With one foot in industry and other in research, it feels like talks of UAM are much louder in the commercial sector compared to research sector. Look at the image below for the distribution of research. After scouting through scientific databases, I see that mainstream studies, almost 70%, belong to engineering and technology (in yellow). Research in transportation, computer science, telecommunication, and automation & control are low (in orange), yet it is logical that this knowledge could be growing within companies. But knowledge is extremely low in some of the most significant research areas to make UAM a reality in the right way. These include environmental studies, business economics, geography, public administration, energy, operations research, sociology and urban studies (in red).
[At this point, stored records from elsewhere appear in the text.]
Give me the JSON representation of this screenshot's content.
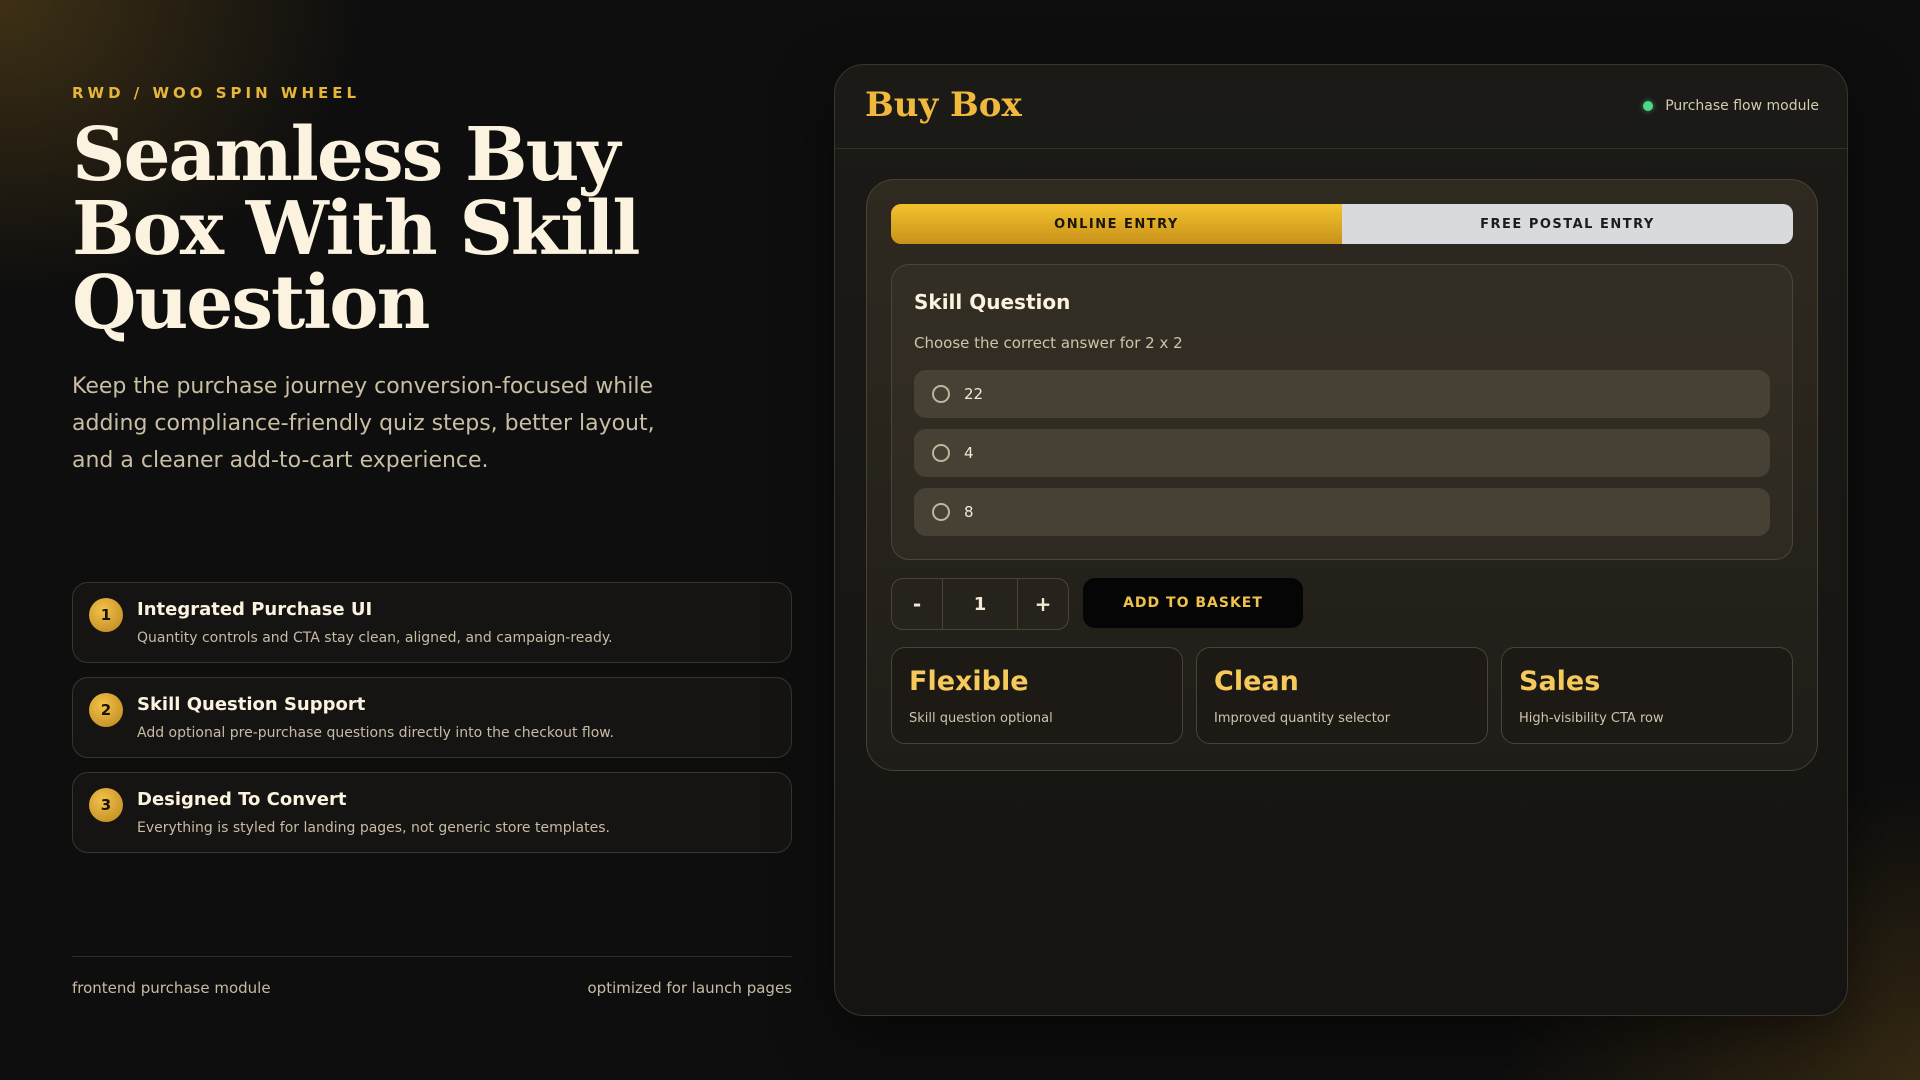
{
  "left": {
    "eyebrow": "RWD / WOO SPIN WHEEL",
    "title": "Seamless Buy Box With Skill Question",
    "description": "Keep the purchase journey conversion-focused while adding compliance-friendly quiz steps, better layout, and a cleaner add-to-cart experience.",
    "features": [
      {
        "num": "1",
        "title": "Integrated Purchase UI",
        "desc": "Quantity controls and CTA stay clean, aligned, and campaign-ready."
      },
      {
        "num": "2",
        "title": "Skill Question Support",
        "desc": "Add optional pre-purchase questions directly into the checkout flow."
      },
      {
        "num": "3",
        "title": "Designed To Convert",
        "desc": "Everything is styled for landing pages, not generic store templates."
      }
    ],
    "footer_left": "frontend purchase module",
    "footer_right": "optimized for launch pages"
  },
  "panel": {
    "title": "Buy Box",
    "status": "Purchase flow module",
    "status_color": "#4fd889",
    "tabs": [
      {
        "label": "ONLINE ENTRY",
        "active": true
      },
      {
        "label": "FREE POSTAL ENTRY",
        "active": false
      }
    ],
    "quiz": {
      "title": "Skill Question",
      "question": "Choose the correct answer for 2 x 2",
      "options": [
        "22",
        "4",
        "8"
      ]
    },
    "quantity": {
      "minus": "-",
      "value": "1",
      "plus": "+"
    },
    "add_button": "ADD TO BASKET",
    "cards": [
      {
        "title": "Flexible",
        "desc": "Skill question optional"
      },
      {
        "title": "Clean",
        "desc": "Improved quantity selector"
      },
      {
        "title": "Sales",
        "desc": "High-visibility CTA row"
      }
    ]
  },
  "colors": {
    "accent": "#f0b83c",
    "background": "#0e0e0e"
  }
}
No doubt that research in UAM has radically taken off in past 3 years, and the stats explain that technology is still immature. But with companies of aviation and transport industry claiming to emerge with technologies and on-going talks of implementing UAM in major cities around the world within the next few years, it is crucial that we investigate all areas to enable us to build supporting infrastructures, energy solutions, planning cityscapes, address possible sustainability and regulatory issues right away. Research patterns are usually a reflection of real world scenarios. So, irrespective of sectors we need enough knowledge for not just boisterous talks and impulses, but for suffcient preparedness and planning grounded in reality for implementation of disruptive transportation. At IBG, we think it is already time for this and are urging salient research in all vital research areas to build and implement UAM constructively.